WHAT YOU WILL DO
I would like you to output every record below exactly, apart from the pictures.

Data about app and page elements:
■ ■ ■ ■ ■ ■ ■

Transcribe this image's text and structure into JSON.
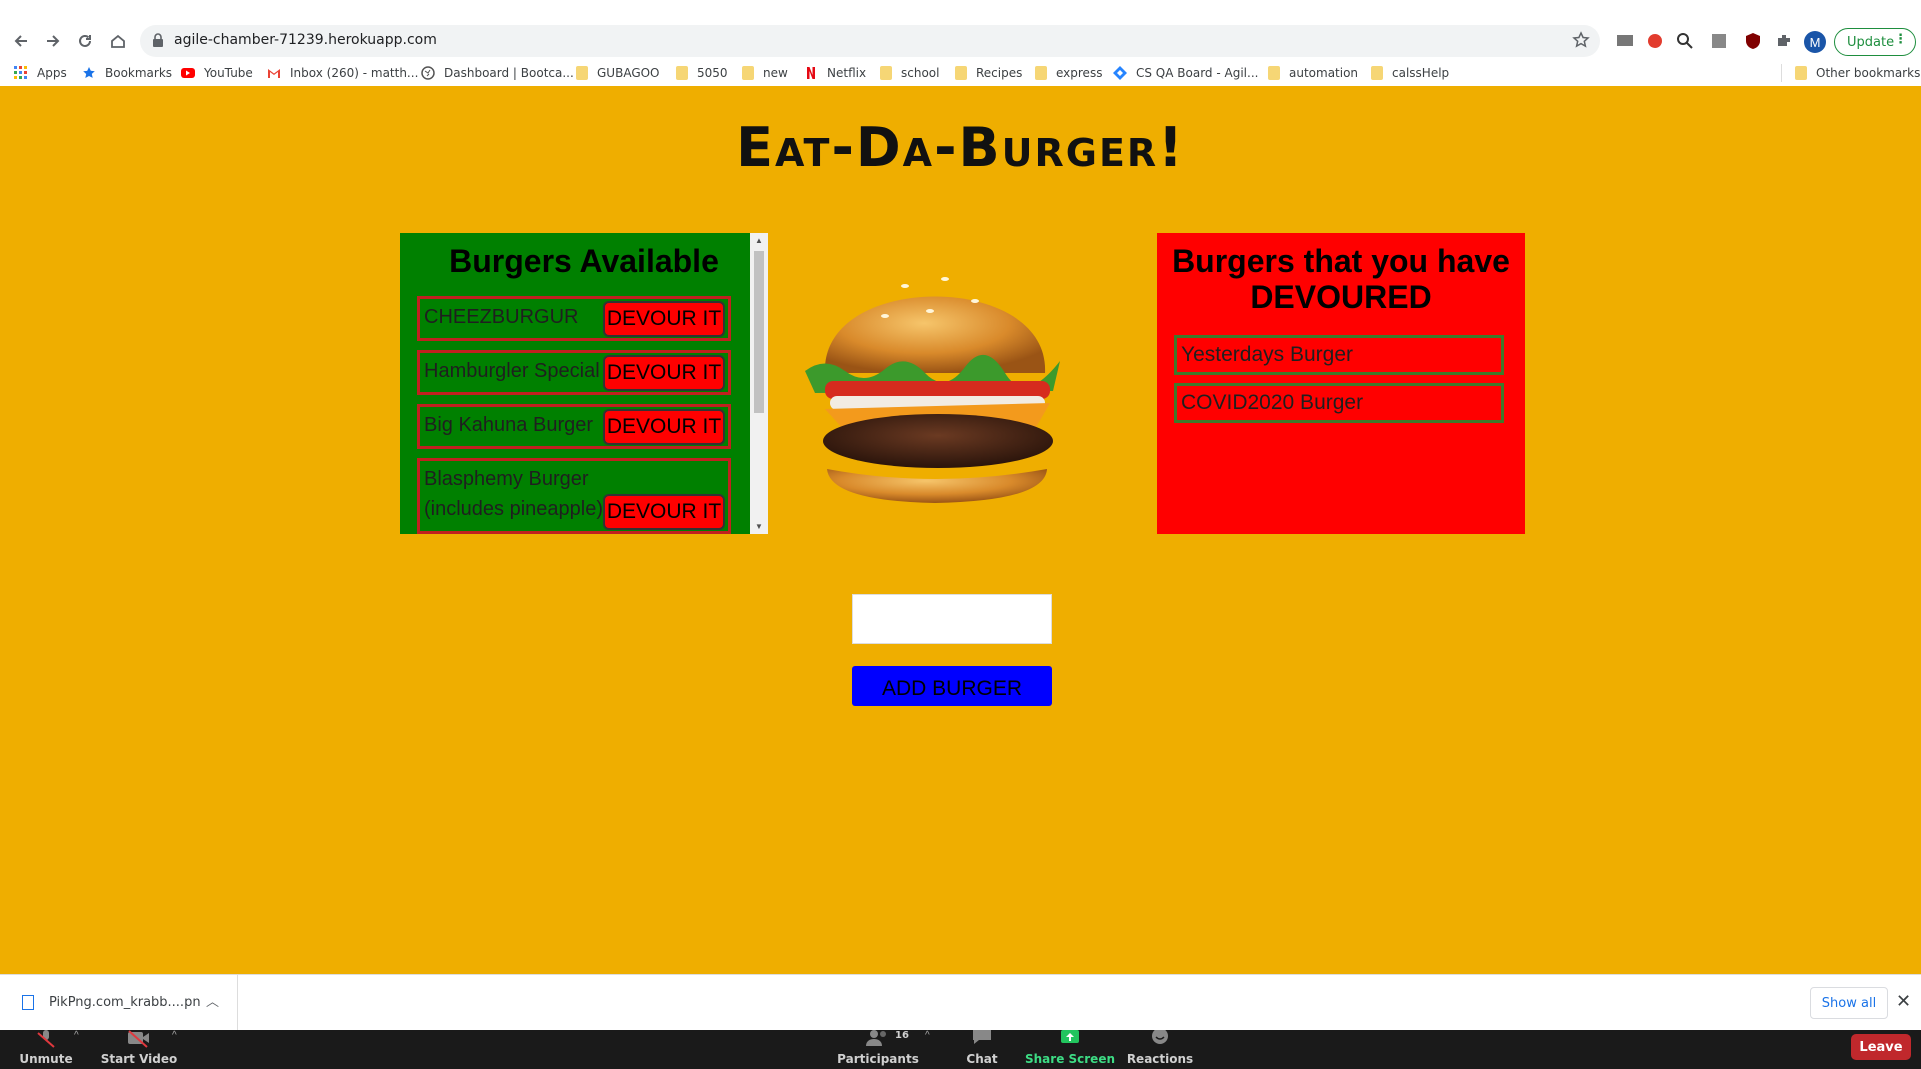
{
  "browser": {
    "url": "agile-chamber-71239.herokuapp.com",
    "profile_initial": "M",
    "update_label": "Update",
    "bookmarks": [
      "Apps",
      "Bookmarks",
      "YouTube",
      "Inbox (260) - matth...",
      "Dashboard | Bootca...",
      "GUBAGOO",
      "5050",
      "new",
      "Netflix",
      "school",
      "Recipes",
      "express",
      "CS QA Board - Agil...",
      "automation",
      "calssHelp"
    ],
    "other_bookmarks": "Other bookmarks"
  },
  "page": {
    "title": "Eat-Da-Burger!",
    "available_heading": "Burgers Available",
    "available": [
      {
        "name": "CHEEZBURGUR",
        "button": "DEVOUR IT"
      },
      {
        "name": "Hamburgler Special",
        "button": "DEVOUR IT"
      },
      {
        "name": "Big Kahuna Burger",
        "button": "DEVOUR IT"
      },
      {
        "name": "Blasphemy Burger (includes pineapple)",
        "button": "DEVOUR IT"
      }
    ],
    "devoured_heading": "Burgers that you have DEVOURED",
    "devoured": [
      "Yesterdays Burger",
      "COVID2020 Burger"
    ],
    "input_value": "",
    "add_button": "ADD BURGER"
  },
  "downloads": {
    "file_name": "PikPng.com_krabb....pn",
    "show_all": "Show all"
  },
  "zoom": {
    "unmute": "Unmute",
    "start_video": "Start Video",
    "participants": "Participants",
    "participants_count": "16",
    "chat": "Chat",
    "share_screen": "Share Screen",
    "reactions": "Reactions",
    "leave": "Leave"
  },
  "colors": {
    "page_bg": "#efae00",
    "available_bg": "#008000",
    "devoured_bg": "#ff0000",
    "devour_button": "#ff0000",
    "add_button": "#0000ff",
    "share_screen": "#22c55e"
  }
}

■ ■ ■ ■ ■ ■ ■

EXERCISE SOLUTION
Transcribe this image's text and structure into JSON.
{
  "browser": {
    "url": "agile-chamber-71239.herokuapp.com",
    "profile_initial": "M",
    "update_label": "Update",
    "bookmarks": [
      "Apps",
      "Bookmarks",
      "YouTube",
      "Inbox (260) - matth...",
      "Dashboard | Bootca...",
      "GUBAGOO",
      "5050",
      "new",
      "Netflix",
      "school",
      "Recipes",
      "express",
      "CS QA Board - Agil...",
      "automation",
      "calssHelp"
    ],
    "other_bookmarks": "Other bookmarks"
  },
  "page": {
    "title": "Eat-Da-Burger!",
    "available_heading": "Burgers Available",
    "available": [
      {
        "name": "CHEEZBURGUR",
        "button": "DEVOUR IT"
      },
      {
        "name": "Hamburgler Special",
        "button": "DEVOUR IT"
      },
      {
        "name": "Big Kahuna Burger",
        "button": "DEVOUR IT"
      },
      {
        "name": "Blasphemy Burger (includes pineapple)",
        "button": "DEVOUR IT"
      }
    ],
    "devoured_heading": "Burgers that you have DEVOURED",
    "devoured": [
      "Yesterdays Burger",
      "COVID2020 Burger"
    ],
    "input_value": "",
    "add_button": "ADD BURGER"
  },
  "downloads": {
    "file_name": "PikPng.com_krabb....pn",
    "show_all": "Show all"
  },
  "zoom": {
    "unmute": "Unmute",
    "start_video": "Start Video",
    "participants": "Participants",
    "participants_count": "16",
    "chat": "Chat",
    "share_screen": "Share Screen",
    "reactions": "Reactions",
    "leave": "Leave"
  },
  "colors": {
    "page_bg": "#efae00",
    "available_bg": "#008000",
    "devoured_bg": "#ff0000",
    "devour_button": "#ff0000",
    "add_button": "#0000ff",
    "share_screen": "#22c55e"
  }
}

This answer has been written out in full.